They had 12 days to shoot the film on location, and lost five of those to pouring rain. But learning to deal with the unexpected is part of making a film, he said.
“We all wanted to be next to the heater. It was a little hard to try and keep motivated at certain times because we just wanted to stay warm,” second assistant director Diana Garcia said on a Behind the Scenes documentary made to go with the film.
As they filmed, crew members had to move equipment out of the rain. Still, they all powered through.
“We were able to deal with it, like you do with any feature, because we had a backup plan for everything,” Travolta told the News-Sentinel.
The students also had to learn about all the different equipment used on set — a much wider range than they’d previously used in the Inclusion Films studios. They knew the basics of lights, stands and other tools, but not always the names of each type or how to tell them apart. Other equipment, like the generators, they’d never used before.
But all of the professionals agreed that by the end of the first week, they had it all down.
“We’ve taught them well, we’ve taught them what everything is. It was just professional all the way,” said Dale Oprandy, an Inclusion Films instructor, and artistic director and producer for “Carol of the Bells.”
The students also had to deal with longer hours. Instead of the usual five or six hour days they work with in Inclusion Films workshops, they were working the same schedule as any professional movie set — 12 or more hours per day for the two weeks of filming.
On top of the usual challenges, students on the Behind the Scenes documentary shared some of the challenges their neurodiversity presented.
Set dresser Emily Hudson shared that depression sucked some of the fun out of the production for her. For boom operator Mason Harner, dealing with claustrophobia brought on by a busy, noisy set was a challenge.
Like with the bad weather, the students pushed through.
Harner turns to comedy when things get overwhelming, along with taking deep breaths.
“That way, I can get focused on what I need to do,” he said.
The students hope that their work on the film will open up more opportunities in the future, they said.
“That’s the whole point of the program, valuing people and what they do,” Travolta told the News-Sentinel.
“Carol of the Bells” will have its Lodi premiere on Wednesday, with a ribbon cutting and red carpet followed by a screening. The evening will wrap up with a reception after the movie.
While Thursday will be the first Lodi showing, “Carol of the Bells” has been shown at a few other locations, including at the Bentonville Film Festival in Arkansas and the San Diego Film Festival.
It’s had a great response from audiences so far, both for the heart-warming holiday story and also because of the high-quality performances and work put in by the cast and crew.
“There’s a big push for diversity and inclusion and wanting to see more of a reflection of our society,” Travolta said.
It was an aspect of the project that the Inclusion Films cast and crew members found empowering, too.
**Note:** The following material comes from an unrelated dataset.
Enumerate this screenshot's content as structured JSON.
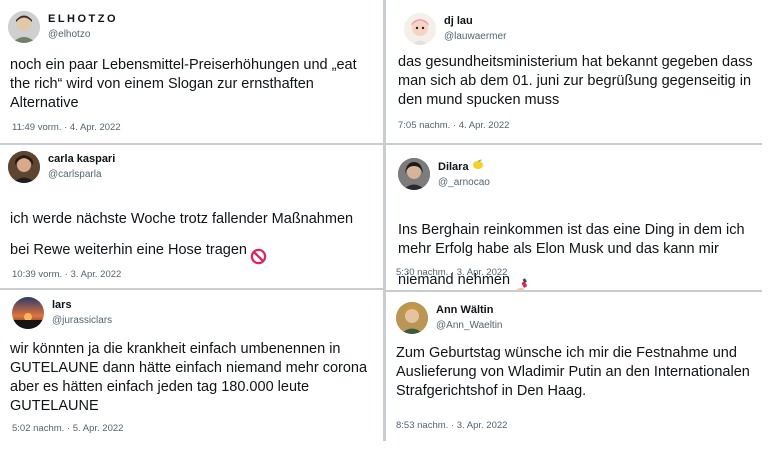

“On the first day, I was kind of excited, but I was nervous, but I was really excited, because I got to work with a lot of participants that were kind of like me,” set production assistant Marissa Garcia said.